** Data for analysis follows **
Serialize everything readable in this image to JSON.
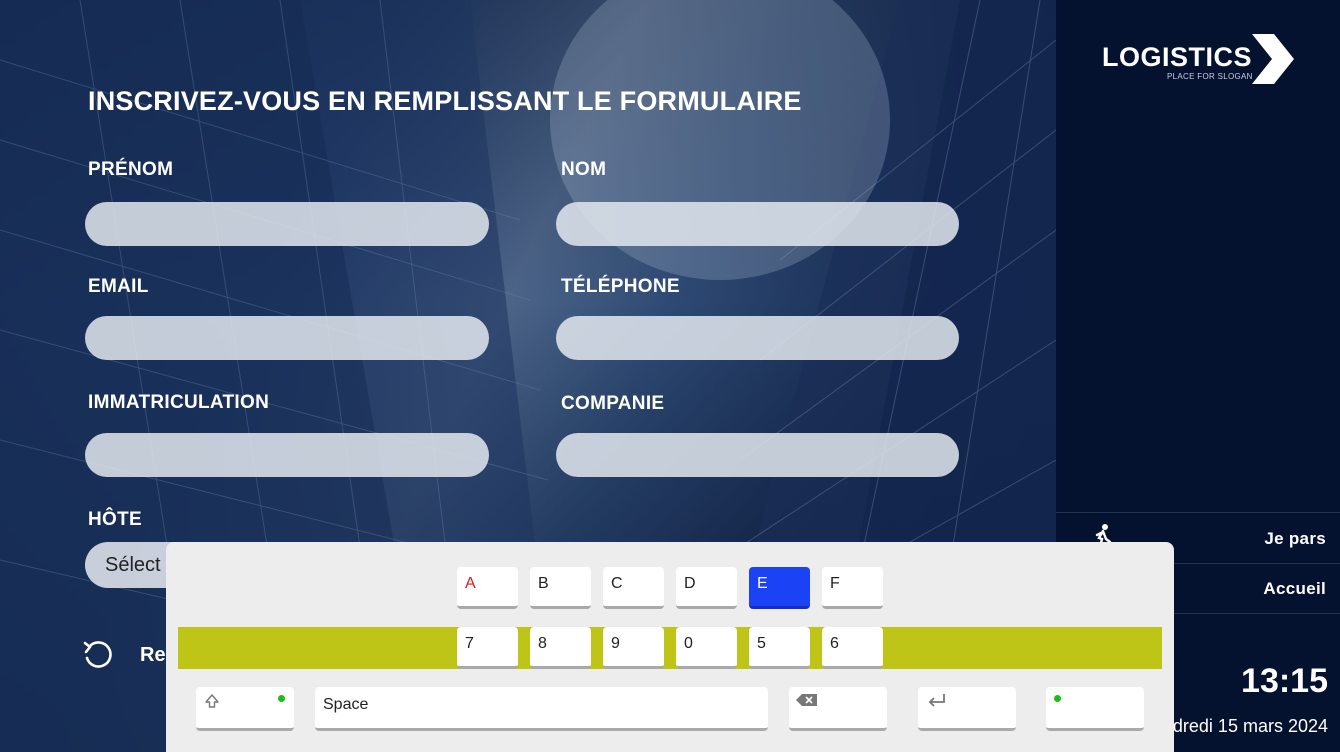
{
  "form": {
    "title": "INSCRIVEZ-VOUS EN REMPLISSANT LE FORMULAIRE",
    "fields": {
      "prenom": {
        "label": "PRÉNOM",
        "value": ""
      },
      "nom": {
        "label": "NOM",
        "value": ""
      },
      "email": {
        "label": "EMAIL",
        "value": ""
      },
      "telephone": {
        "label": "TÉLÉPHONE",
        "value": ""
      },
      "immatriculation": {
        "label": "IMMATRICULATION",
        "value": ""
      },
      "companie": {
        "label": "COMPANIE",
        "value": ""
      },
      "hote": {
        "label": "HÔTE",
        "selected": "Sélect"
      }
    },
    "reset_label": "Re"
  },
  "sidebar": {
    "logo_text": "LOGISTICS",
    "logo_slogan": "PLACE FOR SLOGAN",
    "items": [
      {
        "label": "Je pars",
        "icon": "walking-person-icon"
      },
      {
        "label": "Accueil"
      }
    ],
    "time": "13:15",
    "date": "dredi 15 mars 2024"
  },
  "keyboard": {
    "letter_row": [
      "A",
      "B",
      "C",
      "D",
      "E",
      "F"
    ],
    "number_row": [
      "7",
      "8",
      "9",
      "0",
      "5",
      "6"
    ],
    "active_key": "E",
    "space_label": "Space",
    "icons": [
      "shift-icon",
      "backspace-icon",
      "enter-icon"
    ],
    "colors": {
      "active": "#1c42f5",
      "band": "#bfc516",
      "indicator": "#16c016",
      "first_letter": "#e01818"
    }
  }
}
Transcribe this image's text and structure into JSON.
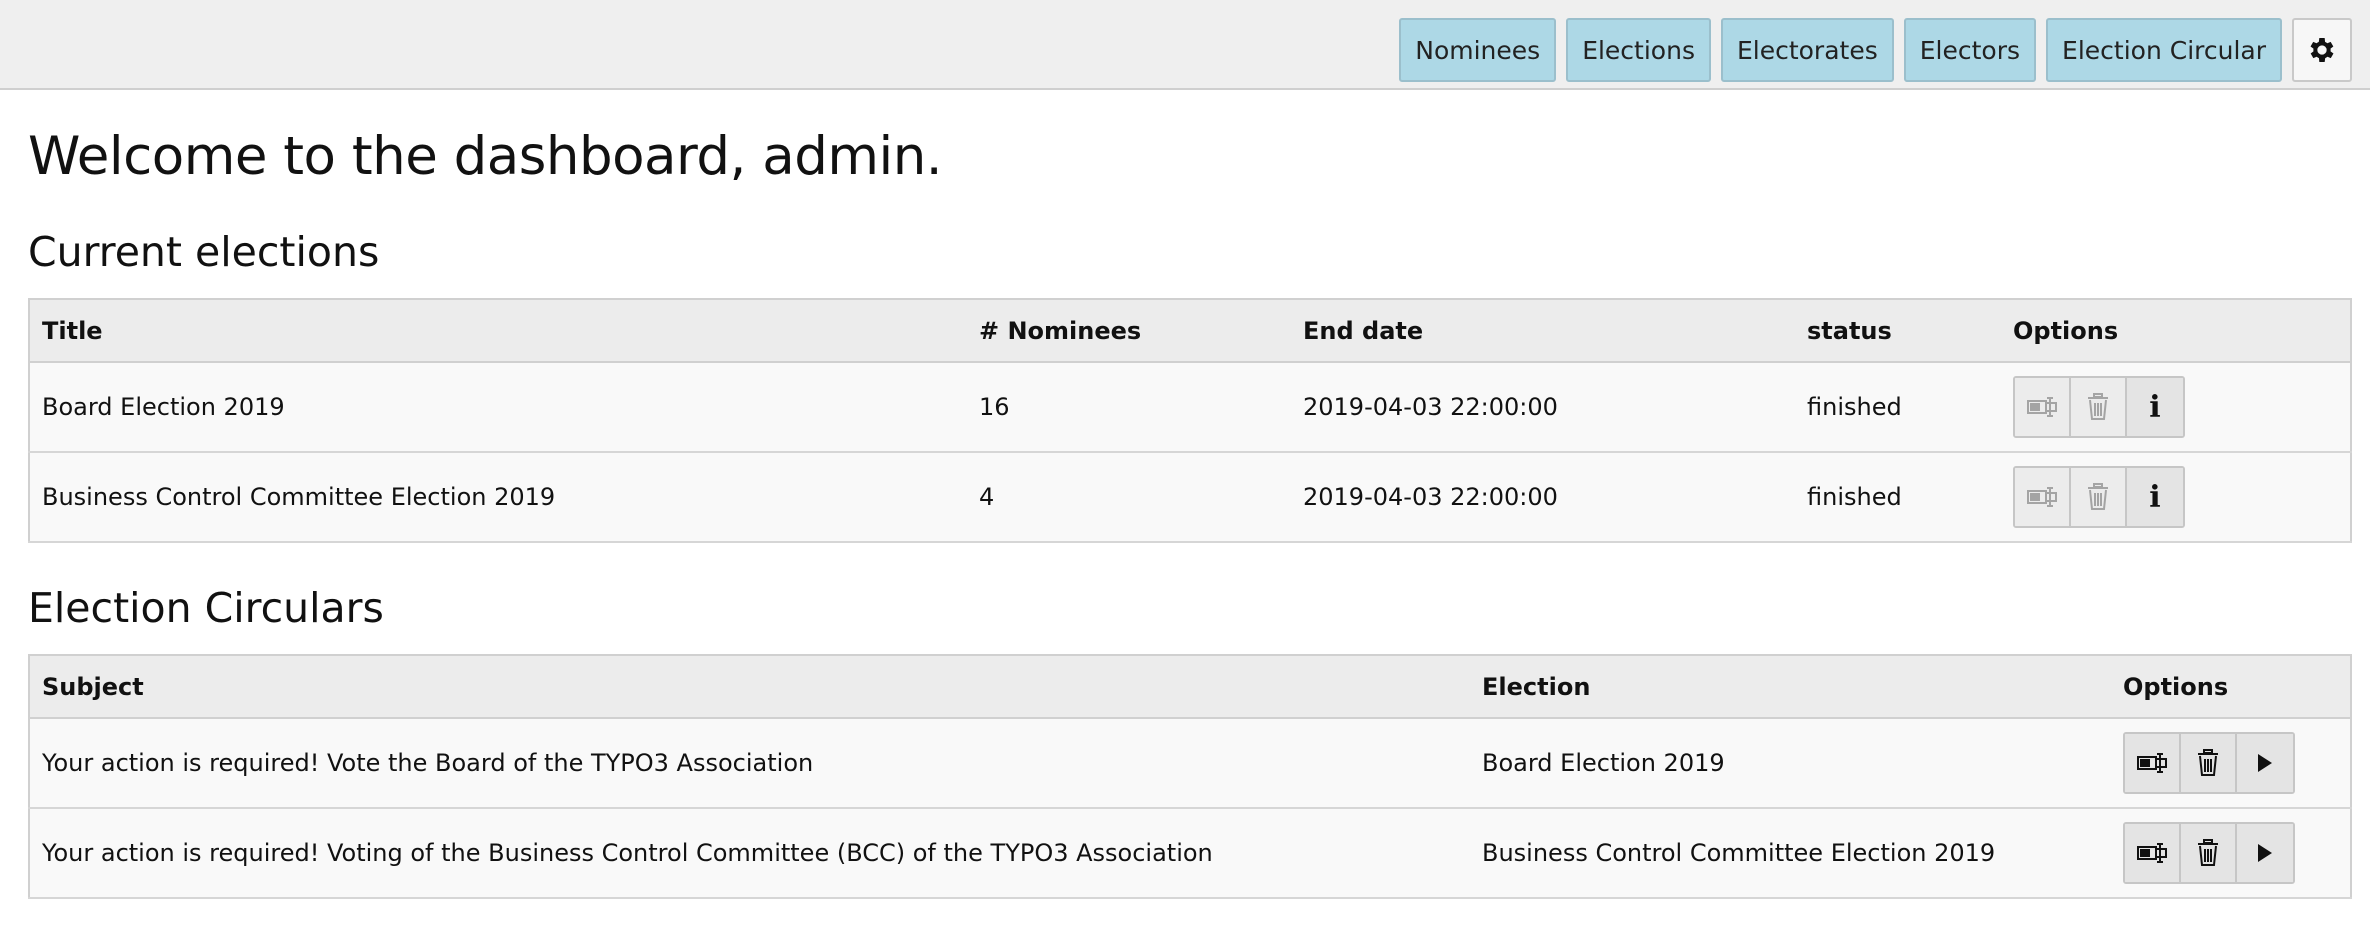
{
  "nav": {
    "items": [
      {
        "label": "Nominees"
      },
      {
        "label": "Elections"
      },
      {
        "label": "Electorates"
      },
      {
        "label": "Electors"
      },
      {
        "label": "Election Circular"
      }
    ],
    "settings_icon": "gear-icon"
  },
  "page": {
    "welcome": "Welcome to the dashboard, admin."
  },
  "current_elections": {
    "heading": "Current elections",
    "columns": {
      "title": "Title",
      "nominees": "# Nominees",
      "end_date": "End date",
      "status": "status",
      "options": "Options"
    },
    "rows": [
      {
        "title": "Board Election 2019",
        "nominees": "16",
        "end_date": "2019-04-03 22:00:00",
        "status": "finished"
      },
      {
        "title": "Business Control Committee Election 2019",
        "nominees": "4",
        "end_date": "2019-04-03 22:00:00",
        "status": "finished"
      }
    ],
    "option_icons": [
      "edit-icon",
      "trash-icon",
      "info-icon"
    ],
    "info_glyph": "i"
  },
  "circulars": {
    "heading": "Election Circulars",
    "columns": {
      "subject": "Subject",
      "election": "Election",
      "options": "Options"
    },
    "rows": [
      {
        "subject": "Your action is required! Vote the Board of the TYPO3 Association",
        "election": "Board Election 2019"
      },
      {
        "subject": "Your action is required! Voting of the Business Control Committee (BCC) of the TYPO3 Association",
        "election": "Business Control Committee Election 2019"
      }
    ],
    "option_icons": [
      "edit-icon",
      "trash-icon",
      "play-icon"
    ]
  },
  "colors": {
    "nav_button_bg": "#add8e6",
    "topbar_bg": "#efefef",
    "header_row_bg": "#ececec"
  }
}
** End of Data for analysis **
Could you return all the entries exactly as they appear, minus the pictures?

Serialize everything readable in this image to JSON.
{
  "form": {
    "title": "INSCRIVEZ-VOUS EN REMPLISSANT LE FORMULAIRE",
    "fields": {
      "prenom": {
        "label": "PRÉNOM",
        "value": ""
      },
      "nom": {
        "label": "NOM",
        "value": ""
      },
      "email": {
        "label": "EMAIL",
        "value": ""
      },
      "telephone": {
        "label": "TÉLÉPHONE",
        "value": ""
      },
      "immatriculation": {
        "label": "IMMATRICULATION",
        "value": ""
      },
      "companie": {
        "label": "COMPANIE",
        "value": ""
      },
      "hote": {
        "label": "HÔTE",
        "selected": "Sélect"
      }
    },
    "reset_label": "Re"
  },
  "sidebar": {
    "logo_text": "LOGISTICS",
    "logo_slogan": "PLACE FOR SLOGAN",
    "items": [
      {
        "label": "Je pars",
        "icon": "walking-person-icon"
      },
      {
        "label": "Accueil"
      }
    ],
    "time": "13:15",
    "date": "dredi 15 mars 2024"
  },
  "keyboard": {
    "letter_row": [
      "A",
      "B",
      "C",
      "D",
      "E",
      "F"
    ],
    "number_row": [
      "7",
      "8",
      "9",
      "0",
      "5",
      "6"
    ],
    "active_key": "E",
    "space_label": "Space",
    "icons": [
      "shift-icon",
      "backspace-icon",
      "enter-icon"
    ],
    "colors": {
      "active": "#1c42f5",
      "band": "#bfc516",
      "indicator": "#16c016",
      "first_letter": "#e01818"
    }
  }
}
Transcribe this image's text and structure into JSON.
{
  "nav": {
    "items": [
      {
        "label": "Nominees"
      },
      {
        "label": "Elections"
      },
      {
        "label": "Electorates"
      },
      {
        "label": "Electors"
      },
      {
        "label": "Election Circular"
      }
    ],
    "settings_icon": "gear-icon"
  },
  "page": {
    "welcome": "Welcome to the dashboard, admin."
  },
  "current_elections": {
    "heading": "Current elections",
    "columns": {
      "title": "Title",
      "nominees": "# Nominees",
      "end_date": "End date",
      "status": "status",
      "options": "Options"
    },
    "rows": [
      {
        "title": "Board Election 2019",
        "nominees": "16",
        "end_date": "2019-04-03 22:00:00",
        "status": "finished"
      },
      {
        "title": "Business Control Committee Election 2019",
        "nominees": "4",
        "end_date": "2019-04-03 22:00:00",
        "status": "finished"
      }
    ],
    "option_icons": [
      "edit-icon",
      "trash-icon",
      "info-icon"
    ],
    "info_glyph": "i"
  },
  "circulars": {
    "heading": "Election Circulars",
    "columns": {
      "subject": "Subject",
      "election": "Election",
      "options": "Options"
    },
    "rows": [
      {
        "subject": "Your action is required! Vote the Board of the TYPO3 Association",
        "election": "Board Election 2019"
      },
      {
        "subject": "Your action is required! Voting of the Business Control Committee (BCC) of the TYPO3 Association",
        "election": "Business Control Committee Election 2019"
      }
    ],
    "option_icons": [
      "edit-icon",
      "trash-icon",
      "play-icon"
    ]
  },
  "colors": {
    "nav_button_bg": "#add8e6",
    "topbar_bg": "#efefef",
    "header_row_bg": "#ececec"
  }
}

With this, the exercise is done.